Last week, Computerworld carried an interview with futurist Ray Kurzweil, who predicts that in 30 or 40 years from now nanomachines will travel through our bodies, repairing damaged cells and organs, effectively wiping out diseases:
The full realization of nanobots will basically eliminate biological disease and aging. I think we’ll see widespread use in 20 years of [nanotech] devices that perform certain functions for us. In 30 or 40 years, we will overcome disease and aging. The nanobots will scout out organs and cells that need repairs and simply fix them. It will lead to profound extensions of our health and longevity
What’s interesting is not whether the prognosis is right or wrong, naïve or realistic. Like all med-tech forecasts it probably better reflects our own time than it predicts the future.

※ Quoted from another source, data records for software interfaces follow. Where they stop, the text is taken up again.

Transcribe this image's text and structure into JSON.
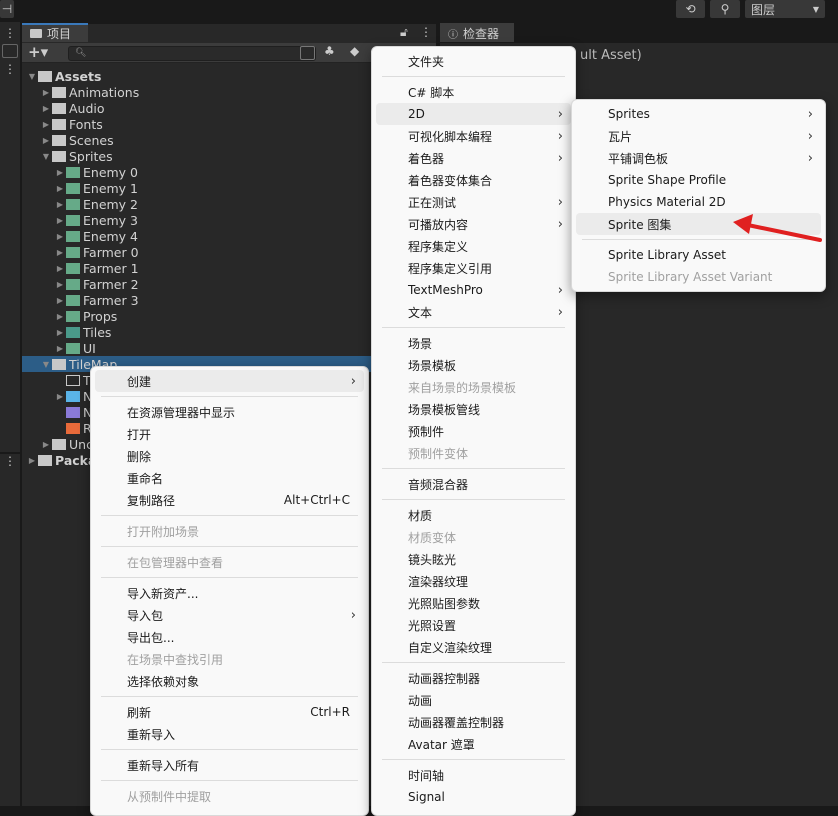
{
  "topbar": {
    "history_icon": "history-icon",
    "search_icon": "search-icon",
    "layers_label": "图层"
  },
  "project": {
    "tab_label": "项目",
    "add_label": "+▾",
    "tree": [
      {
        "label": "Assets",
        "depth": 0,
        "open": true,
        "bold": true,
        "icon": "folder-open"
      },
      {
        "label": "Animations",
        "depth": 1,
        "icon": "folder"
      },
      {
        "label": "Audio",
        "depth": 1,
        "icon": "folder"
      },
      {
        "label": "Fonts",
        "depth": 1,
        "icon": "folder"
      },
      {
        "label": "Scenes",
        "depth": 1,
        "icon": "folder"
      },
      {
        "label": "Sprites",
        "depth": 1,
        "open": true,
        "icon": "folder-open"
      },
      {
        "label": "Enemy 0",
        "depth": 2,
        "icon": "sprite"
      },
      {
        "label": "Enemy 1",
        "depth": 2,
        "icon": "sprite"
      },
      {
        "label": "Enemy 2",
        "depth": 2,
        "icon": "sprite"
      },
      {
        "label": "Enemy 3",
        "depth": 2,
        "icon": "sprite"
      },
      {
        "label": "Enemy 4",
        "depth": 2,
        "icon": "sprite"
      },
      {
        "label": "Farmer 0",
        "depth": 2,
        "icon": "sprite"
      },
      {
        "label": "Farmer 1",
        "depth": 2,
        "icon": "sprite"
      },
      {
        "label": "Farmer 2",
        "depth": 2,
        "icon": "sprite"
      },
      {
        "label": "Farmer 3",
        "depth": 2,
        "icon": "sprite"
      },
      {
        "label": "Props",
        "depth": 2,
        "icon": "sprite"
      },
      {
        "label": "Tiles",
        "depth": 2,
        "icon": "tiles"
      },
      {
        "label": "UI",
        "depth": 2,
        "icon": "sprite"
      },
      {
        "label": "TileMap",
        "depth": 1,
        "open": true,
        "selected": true,
        "icon": "folder-open"
      },
      {
        "label": "T",
        "depth": 2,
        "noarrow": true,
        "icon": "folder-empty"
      },
      {
        "label": "N",
        "depth": 2,
        "icon": "prefab"
      },
      {
        "label": "N",
        "depth": 2,
        "noarrow": true,
        "icon": "tilemap"
      },
      {
        "label": "R",
        "depth": 2,
        "noarrow": true,
        "icon": "script"
      },
      {
        "label": "Unc",
        "depth": 1,
        "icon": "folder"
      },
      {
        "label": "Packa",
        "depth": 0,
        "bold": true,
        "icon": "folder"
      }
    ]
  },
  "inspector": {
    "tab_label": "检查器",
    "title_fragment": "ult Asset)"
  },
  "context_menu": [
    {
      "label": "创建",
      "submenu": true,
      "highlight": true
    },
    {
      "sep": true
    },
    {
      "label": "在资源管理器中显示"
    },
    {
      "label": "打开"
    },
    {
      "label": "删除"
    },
    {
      "label": "重命名"
    },
    {
      "label": "复制路径",
      "shortcut": "Alt+Ctrl+C"
    },
    {
      "sep": true
    },
    {
      "label": "打开附加场景",
      "disabled": true
    },
    {
      "sep": true
    },
    {
      "label": "在包管理器中查看",
      "disabled": true
    },
    {
      "sep": true
    },
    {
      "label": "导入新资产..."
    },
    {
      "label": "导入包",
      "submenu": true
    },
    {
      "label": "导出包..."
    },
    {
      "label": "在场景中查找引用",
      "disabled": true
    },
    {
      "label": "选择依赖对象"
    },
    {
      "sep": true
    },
    {
      "label": "刷新",
      "shortcut": "Ctrl+R"
    },
    {
      "label": "重新导入"
    },
    {
      "sep": true
    },
    {
      "label": "重新导入所有"
    },
    {
      "sep": true
    },
    {
      "label": "从预制件中提取",
      "disabled": true
    }
  ],
  "create_menu": [
    {
      "label": "文件夹"
    },
    {
      "sep": true
    },
    {
      "label": "C# 脚本"
    },
    {
      "label": "2D",
      "submenu": true,
      "highlight": true
    },
    {
      "label": "可视化脚本编程",
      "submenu": true
    },
    {
      "label": "着色器",
      "submenu": true
    },
    {
      "label": "着色器变体集合"
    },
    {
      "label": "正在测试",
      "submenu": true
    },
    {
      "label": "可播放内容",
      "submenu": true
    },
    {
      "label": "程序集定义"
    },
    {
      "label": "程序集定义引用"
    },
    {
      "label": "TextMeshPro",
      "submenu": true
    },
    {
      "label": "文本",
      "submenu": true
    },
    {
      "sep": true
    },
    {
      "label": "场景"
    },
    {
      "label": "场景模板"
    },
    {
      "label": "来自场景的场景模板",
      "disabled": true
    },
    {
      "label": "场景模板管线"
    },
    {
      "label": "预制件"
    },
    {
      "label": "预制件变体",
      "disabled": true
    },
    {
      "sep": true
    },
    {
      "label": "音频混合器"
    },
    {
      "sep": true
    },
    {
      "label": "材质"
    },
    {
      "label": "材质变体",
      "disabled": true
    },
    {
      "label": "镜头眩光"
    },
    {
      "label": "渲染器纹理"
    },
    {
      "label": "光照贴图参数"
    },
    {
      "label": "光照设置"
    },
    {
      "label": "自定义渲染纹理"
    },
    {
      "sep": true
    },
    {
      "label": "动画器控制器"
    },
    {
      "label": "动画"
    },
    {
      "label": "动画器覆盖控制器"
    },
    {
      "label": "Avatar 遮罩"
    },
    {
      "sep": true
    },
    {
      "label": "时间轴"
    },
    {
      "label": "Signal"
    }
  ],
  "menu_2d": [
    {
      "label": "Sprites",
      "submenu": true
    },
    {
      "label": "瓦片",
      "submenu": true
    },
    {
      "label": "平铺调色板",
      "submenu": true
    },
    {
      "label": "Sprite Shape Profile"
    },
    {
      "label": "Physics Material 2D"
    },
    {
      "label": "Sprite 图集",
      "highlight": true
    },
    {
      "sep": true
    },
    {
      "label": "Sprite Library Asset"
    },
    {
      "label": "Sprite Library Asset Variant",
      "disabled": true
    }
  ],
  "colors": {
    "selection": "#2c5d87",
    "annotation_arrow": "#e02020",
    "menu_bg": "#f9f9f9"
  }
}
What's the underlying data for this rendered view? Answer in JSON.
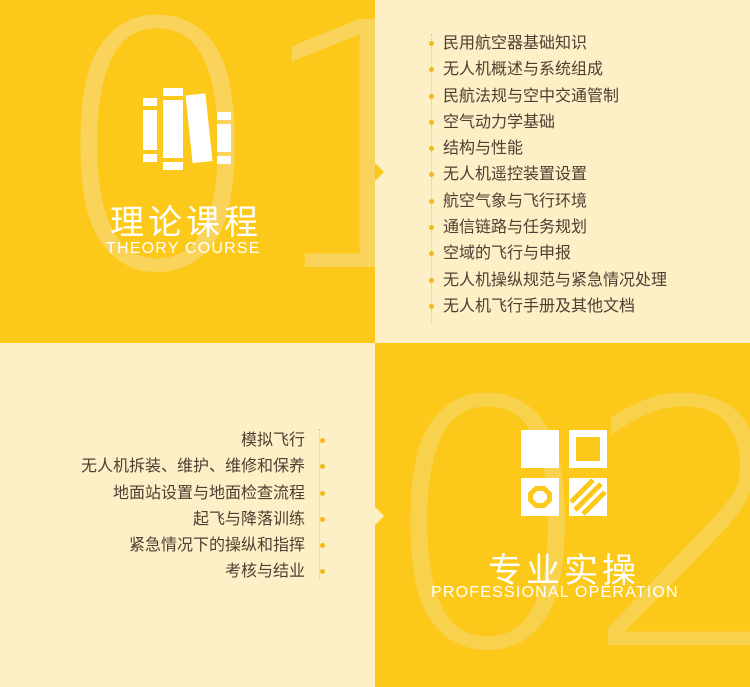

What’s interesting is that it is said by Kurzweil. Or more generally speaking: Much forecasting about health and longevity comes from people in the computer and IT world, whereas medical doctors rarely indulge in such frivolous mental activities (see also the earlier ‘What makes the human enhancement movement tick?’ post). Why are IT people more wedded to the idea of enhancement and longevity than medical and health scientists are?